Jackie briefly appears in this episode to prepare the dinner, but primarily to provide a sounding board character for Roseanne to bounce the situation off of. She begs Jackie to stay for the awkward dinner, but Jackie has a date with Booker– surprise, he’s still around, somewhere, despite there still being jokes that Jackie can’t keep a man. Hasn’t he been around quite a while now?
To give DJ something to do in this episode, there’s a cute little gag where he rings the doorbell, Dan opens it, and DJ announces “Ha Ha.”
Don’t get me wrong, I don’t expect the show to do a lot more with him at this age. He certainly isn’t going to carry off a whole episode plot. Frankly I’m impressed, and he’s lucky, that he didn’t fall prey to Chuck Cunningham Syndrome or Demoted to Extra. He’s just so young. Aside from The Cosby Show and 7th Heaven, I can’t think of any other sitcoms that successfully pulled off characters that young.
This sets up, however, a lovely introduction between Dan and Chip’s family–
Much of what follows is an evening rife with jokes and awkwardness surrounding the class divide between these two families. Chip’s parents order “just mineral water” (Roseanne replies, “Well, we got water and I’m sure it’s got minerals in it”) and “a Tropical Hurricane,” which Edgar has earned for going jogging that morning. Everything about this exchange, their appearances, and the way they speak, much like the first time we met Chip’s mother, is the epitome of the class divide. (Wonder how many more times I can say “class” in this review?)
My friend Karen decorated it.” “My friend Rocko paved the driveway!”
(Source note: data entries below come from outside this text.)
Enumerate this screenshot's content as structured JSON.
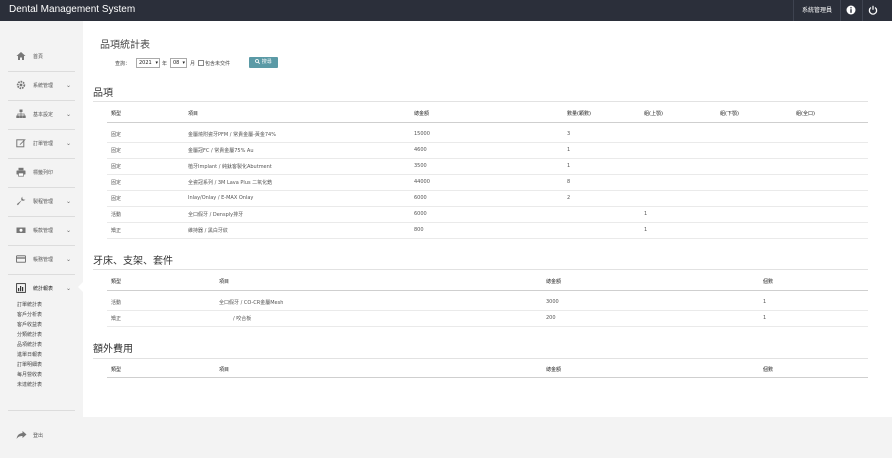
{
  "app": {
    "title": "Dental Management System",
    "admin_label": "系統管理員"
  },
  "sidebar": {
    "items": [
      {
        "label": "首頁",
        "icon": "home-icon",
        "has_sub": false
      },
      {
        "label": "系統管理",
        "icon": "gear-icon",
        "has_sub": true
      },
      {
        "label": "基本設定",
        "icon": "sitemap-icon",
        "has_sub": true
      },
      {
        "label": "訂單管理",
        "icon": "edit-icon",
        "has_sub": true
      },
      {
        "label": "標籤列印",
        "icon": "printer-icon",
        "has_sub": false
      },
      {
        "label": "製程管理",
        "icon": "wrench-icon",
        "has_sub": true
      },
      {
        "label": "帳款管理",
        "icon": "money-icon",
        "has_sub": true
      },
      {
        "label": "帳務管理",
        "icon": "card-icon",
        "has_sub": true
      },
      {
        "label": "統計報表",
        "icon": "chart-icon",
        "has_sub": true
      }
    ],
    "subitems": [
      "訂單統計表",
      "客戶分析表",
      "客戶收益表",
      "分類統計表",
      "品項統計表",
      "進單日報表",
      "訂單明細表",
      "每月營收表",
      "未達統計表"
    ],
    "logout_label": "登出"
  },
  "page": {
    "title": "品項統計表",
    "filter": {
      "query_label": "查詢：",
      "year": "2021",
      "year_unit": "年",
      "month": "08",
      "month_unit": "月",
      "checkbox_label": "包含未交件",
      "search_label": "搜尋"
    }
  },
  "sections": {
    "items": {
      "title": "品項",
      "headers": [
        "類型",
        "項目",
        "總金額",
        "數量(顆數)",
        "組(上顎)",
        "組(下顎)",
        "組(全口)"
      ],
      "rows": [
        [
          "固定",
          "金屬燒附瓷牙PFM  /  常貴金屬-黃金74%",
          "15000",
          "3",
          "",
          "",
          ""
        ],
        [
          "固定",
          "金屬冠FC  /  常貴金屬75% Au",
          "4600",
          "1",
          "",
          "",
          ""
        ],
        [
          "固定",
          "植牙Implant  /  純鈦客製化Abutment",
          "3500",
          "1",
          "",
          "",
          ""
        ],
        [
          "固定",
          "全瓷冠系列  /  3M Lava Plus 二氧化鋯",
          "44000",
          "8",
          "",
          "",
          ""
        ],
        [
          "固定",
          "Inlay/Onlay  /  E-MAX Onlay",
          "6000",
          "2",
          "",
          "",
          ""
        ],
        [
          "活動",
          "全口假牙  /  Densply排牙",
          "6000",
          "",
          "1",
          "",
          ""
        ],
        [
          "矯正",
          "維持器  /  黑白牙紋",
          "800",
          "",
          "1",
          "",
          ""
        ]
      ]
    },
    "frames": {
      "title": "牙床、支架、套件",
      "headers": [
        "類型",
        "項目",
        "總金額",
        "個數"
      ],
      "rows": [
        [
          "活動",
          "全口假牙  /  CO-CR金屬Mesh",
          "3000",
          "1"
        ],
        [
          "矯正",
          "/  咬合板",
          "200",
          "1"
        ]
      ]
    },
    "extra": {
      "title": "額外費用",
      "headers": [
        "類型",
        "項目",
        "總金額",
        "個數"
      ],
      "rows": []
    }
  },
  "colors": {
    "topbar": "#2b2f3a",
    "button": "#5b9aa6"
  }
}
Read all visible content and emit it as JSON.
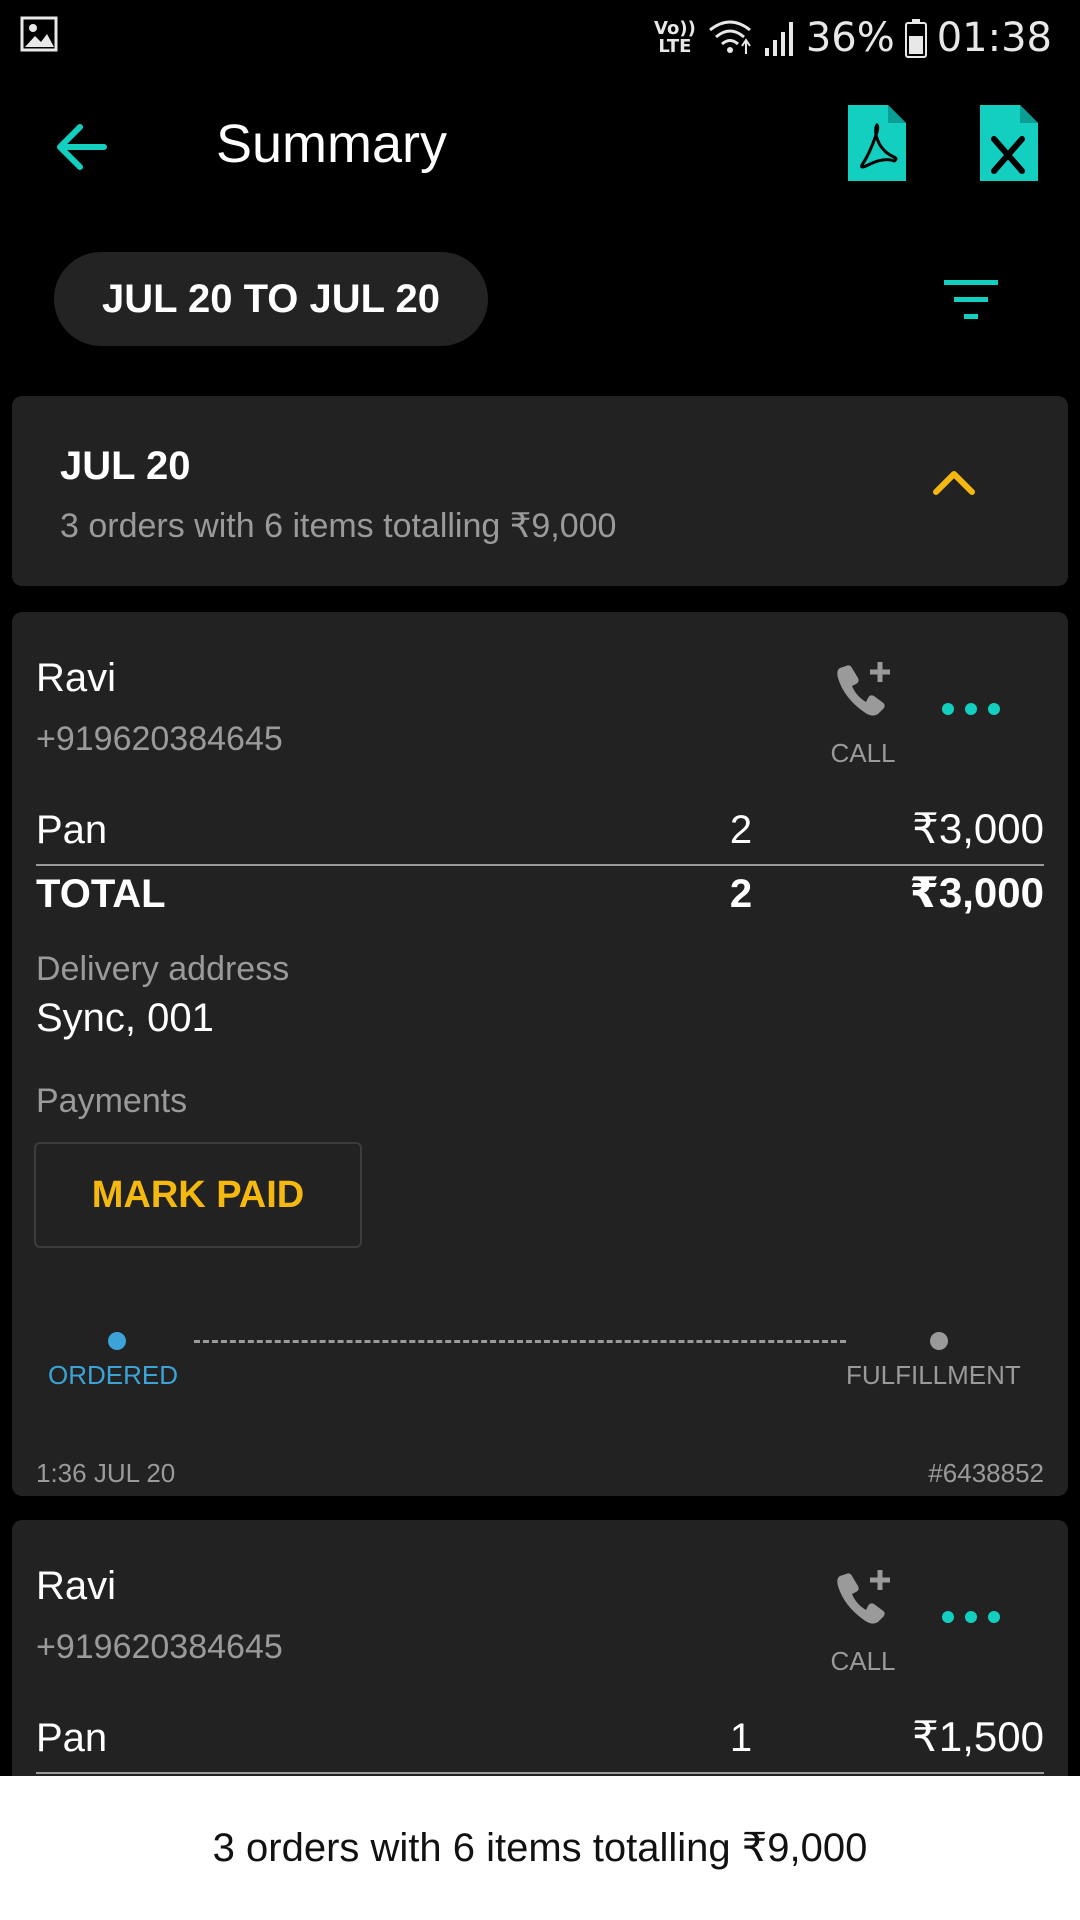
{
  "status_bar": {
    "volte_top": "Vo))",
    "volte_bottom": "LTE",
    "battery": "36%",
    "time": "01:38",
    "icons": [
      "gallery-icon",
      "wifi-icon",
      "signal-icon",
      "battery-icon"
    ]
  },
  "toolbar": {
    "title": "Summary",
    "icons": [
      "back-arrow-icon",
      "pdf-file-icon",
      "excel-file-icon"
    ]
  },
  "filter": {
    "date_range": "JUL 20 TO JUL 20",
    "icon": "filter-icon"
  },
  "day_group": {
    "date": "JUL 20",
    "summary": "3 orders with 6 items totalling ₹9,000"
  },
  "orders": [
    {
      "customer": "Ravi",
      "phone": "+919620384645",
      "call_label": "CALL",
      "items": [
        {
          "name": "Pan",
          "qty": "2",
          "amount": "₹3,000"
        }
      ],
      "total": {
        "label": "TOTAL",
        "qty": "2",
        "amount": "₹3,000"
      },
      "delivery_label": "Delivery address",
      "delivery_address": "Sync, 001",
      "payments_label": "Payments",
      "mark_paid": "MARK PAID",
      "steps": [
        "ORDERED",
        "FULFILLMENT"
      ],
      "timestamp": "1:36 JUL 20",
      "order_id": "#6438852"
    },
    {
      "customer": "Ravi",
      "phone": "+919620384645",
      "call_label": "CALL",
      "items": [
        {
          "name": "Pan",
          "qty": "1",
          "amount": "₹1,500"
        }
      ]
    }
  ],
  "bottom_bar": {
    "summary": "3 orders with 6 items totalling ₹9,000"
  },
  "colors": {
    "accent": "#12cfc0",
    "warning": "#f5b80e",
    "step_active": "#3ba3d8",
    "card": "#222222"
  }
}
Things get more and more awkward as dinner takes forever to cook– even after Roseanne turns on the oven, assuring the group that dinner will be ready much faster now! During all this awkwardness, Becky sneaks out to meet Johnny, who, as we can see from the costumer’s choices, is A Totally Badass Guy.
One thing here– Becky is in 8th grade. She’s 13, and not even in high school. It is hard to imagine why a sophomore in high school would be interested in her– the divide between middle school and high school was pretty big, in my experience. I guess he’s just that type of Badass Dude, who likes to take innocent girls and… kiss them. Oh noooooo…
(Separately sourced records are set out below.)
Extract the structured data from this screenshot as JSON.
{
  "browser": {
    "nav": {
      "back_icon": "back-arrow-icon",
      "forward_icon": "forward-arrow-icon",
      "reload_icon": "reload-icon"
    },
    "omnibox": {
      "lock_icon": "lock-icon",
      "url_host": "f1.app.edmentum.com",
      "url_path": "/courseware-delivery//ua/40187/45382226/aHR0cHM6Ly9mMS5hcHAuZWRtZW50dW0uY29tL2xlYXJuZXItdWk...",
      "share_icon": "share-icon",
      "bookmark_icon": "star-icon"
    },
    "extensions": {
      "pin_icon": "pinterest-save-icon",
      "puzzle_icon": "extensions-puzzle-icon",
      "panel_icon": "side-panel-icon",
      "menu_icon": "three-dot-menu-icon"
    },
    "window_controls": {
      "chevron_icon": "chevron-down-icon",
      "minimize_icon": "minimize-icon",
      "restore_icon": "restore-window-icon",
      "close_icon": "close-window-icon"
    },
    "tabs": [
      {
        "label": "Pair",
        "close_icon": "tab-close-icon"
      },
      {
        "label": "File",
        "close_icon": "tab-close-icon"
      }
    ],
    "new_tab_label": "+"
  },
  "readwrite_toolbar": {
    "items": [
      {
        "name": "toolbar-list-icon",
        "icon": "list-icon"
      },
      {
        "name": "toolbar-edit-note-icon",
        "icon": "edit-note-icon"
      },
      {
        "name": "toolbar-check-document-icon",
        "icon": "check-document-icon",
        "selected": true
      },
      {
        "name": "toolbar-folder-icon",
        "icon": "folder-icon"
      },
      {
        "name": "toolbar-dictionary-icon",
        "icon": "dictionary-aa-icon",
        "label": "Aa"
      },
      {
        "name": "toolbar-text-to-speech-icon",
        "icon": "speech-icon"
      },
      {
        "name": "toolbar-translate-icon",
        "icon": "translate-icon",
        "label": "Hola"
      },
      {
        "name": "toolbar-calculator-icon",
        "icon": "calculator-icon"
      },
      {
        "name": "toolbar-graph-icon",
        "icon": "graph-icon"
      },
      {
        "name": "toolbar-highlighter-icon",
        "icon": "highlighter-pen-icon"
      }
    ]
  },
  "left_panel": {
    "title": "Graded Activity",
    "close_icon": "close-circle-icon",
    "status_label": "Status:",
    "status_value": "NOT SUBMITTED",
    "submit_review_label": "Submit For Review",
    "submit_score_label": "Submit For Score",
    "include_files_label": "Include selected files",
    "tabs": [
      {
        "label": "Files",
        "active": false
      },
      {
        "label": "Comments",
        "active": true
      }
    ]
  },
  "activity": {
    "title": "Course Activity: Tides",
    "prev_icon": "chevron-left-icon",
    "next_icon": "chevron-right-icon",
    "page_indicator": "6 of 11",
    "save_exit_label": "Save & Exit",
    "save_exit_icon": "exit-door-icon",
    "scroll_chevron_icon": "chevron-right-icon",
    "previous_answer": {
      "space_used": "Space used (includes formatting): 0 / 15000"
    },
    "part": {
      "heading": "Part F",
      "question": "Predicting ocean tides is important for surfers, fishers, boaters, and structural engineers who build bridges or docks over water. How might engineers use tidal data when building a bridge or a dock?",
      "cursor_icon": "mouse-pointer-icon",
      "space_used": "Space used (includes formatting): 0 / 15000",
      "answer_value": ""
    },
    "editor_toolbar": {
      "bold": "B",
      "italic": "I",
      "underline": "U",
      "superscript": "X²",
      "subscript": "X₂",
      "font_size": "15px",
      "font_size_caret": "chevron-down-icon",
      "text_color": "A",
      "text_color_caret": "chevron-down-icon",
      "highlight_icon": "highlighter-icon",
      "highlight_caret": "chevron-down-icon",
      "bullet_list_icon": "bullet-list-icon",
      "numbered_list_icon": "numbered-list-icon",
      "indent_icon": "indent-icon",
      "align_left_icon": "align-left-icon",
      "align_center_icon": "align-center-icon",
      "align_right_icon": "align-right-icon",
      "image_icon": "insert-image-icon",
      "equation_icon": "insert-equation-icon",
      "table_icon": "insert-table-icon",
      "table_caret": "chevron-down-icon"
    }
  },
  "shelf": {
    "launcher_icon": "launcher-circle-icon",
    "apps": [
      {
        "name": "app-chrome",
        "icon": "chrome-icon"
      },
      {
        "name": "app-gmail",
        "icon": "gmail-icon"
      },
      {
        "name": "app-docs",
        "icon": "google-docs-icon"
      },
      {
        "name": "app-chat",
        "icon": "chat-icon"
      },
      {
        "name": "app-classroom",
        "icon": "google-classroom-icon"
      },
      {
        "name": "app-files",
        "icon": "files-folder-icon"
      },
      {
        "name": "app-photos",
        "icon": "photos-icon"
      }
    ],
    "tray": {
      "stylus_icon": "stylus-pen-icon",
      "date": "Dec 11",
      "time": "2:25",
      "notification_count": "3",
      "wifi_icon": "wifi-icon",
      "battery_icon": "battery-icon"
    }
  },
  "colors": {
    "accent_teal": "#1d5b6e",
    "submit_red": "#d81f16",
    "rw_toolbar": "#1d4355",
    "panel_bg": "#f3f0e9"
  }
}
Of course, as soon as Becky tells Johnny that her parents can’t tell her what to do, and the pair kiss, Roseanne catches them and sends Becky hightailing it back into the house.
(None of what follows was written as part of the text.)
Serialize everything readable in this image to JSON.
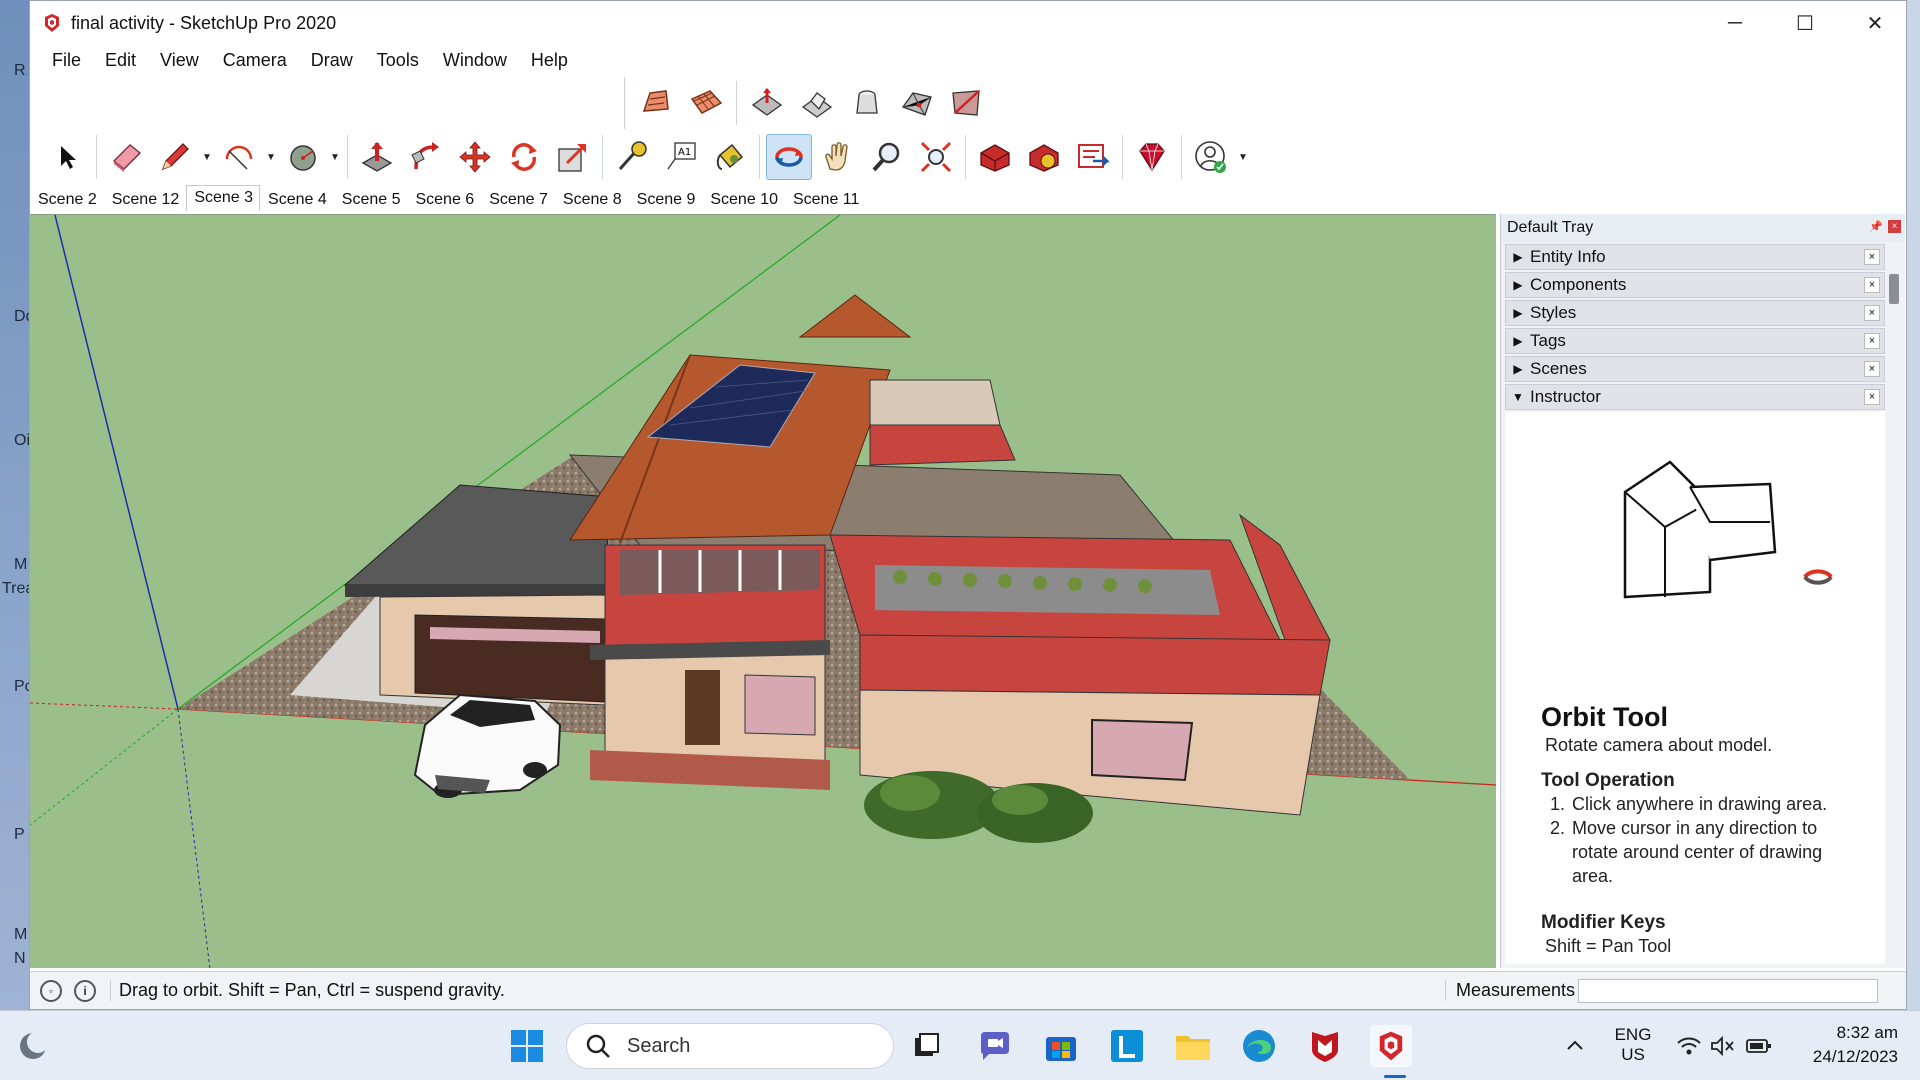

Over breakfast, Darlene informs Roseanne and a clueless Dan that Johnny Swanko (of course his name is Swanko) is “the Makeout King,” the “tongue bandit,” and a sophomore. The Conners justifiably lay into Becky– both for running around on Chip, a decent guy who she claims she still likes, and for dating a guy they absolutely do not approve of.
It’s my business when you start sneaking out of this house to meet some guy that I would consider leaving your father for!”
Becky freaks out– and this is one of those times that I don’t fault her for it. What teenage girl didn’t have this experience with their parents? She goes off on them for being uncool, leading them to realize they aren’t the hip, fun parents they intended to be. They didn’t want to treat their kids the way their parents treated them, and Roseanne questions her initial reaction to Johnny. She wants to be the mother who trusts her kids, who’s fun and understanding. But things are different now then when she and Dan were Becky’s age, and their perspective has changed. Dan was a punk when she met him, and she was as innocent as Becky. Considering this, they call Becky into the kitchen, her expecting them to relent and let her date Johnny after their revelation– but they assure her there’s no chance in hell that’ll happen.
– This is the only episode I can think of that has mid-credits and post-credits scenes– all of Chip’s parents being insufferably bourgeoisie. And still, after all their BS, the Conners quietly and politely suffer.
– My apologies for the long delay in posting– I’ve been slammed with work, but I’m getting into a routine now and should be able to resume normal posting regularity.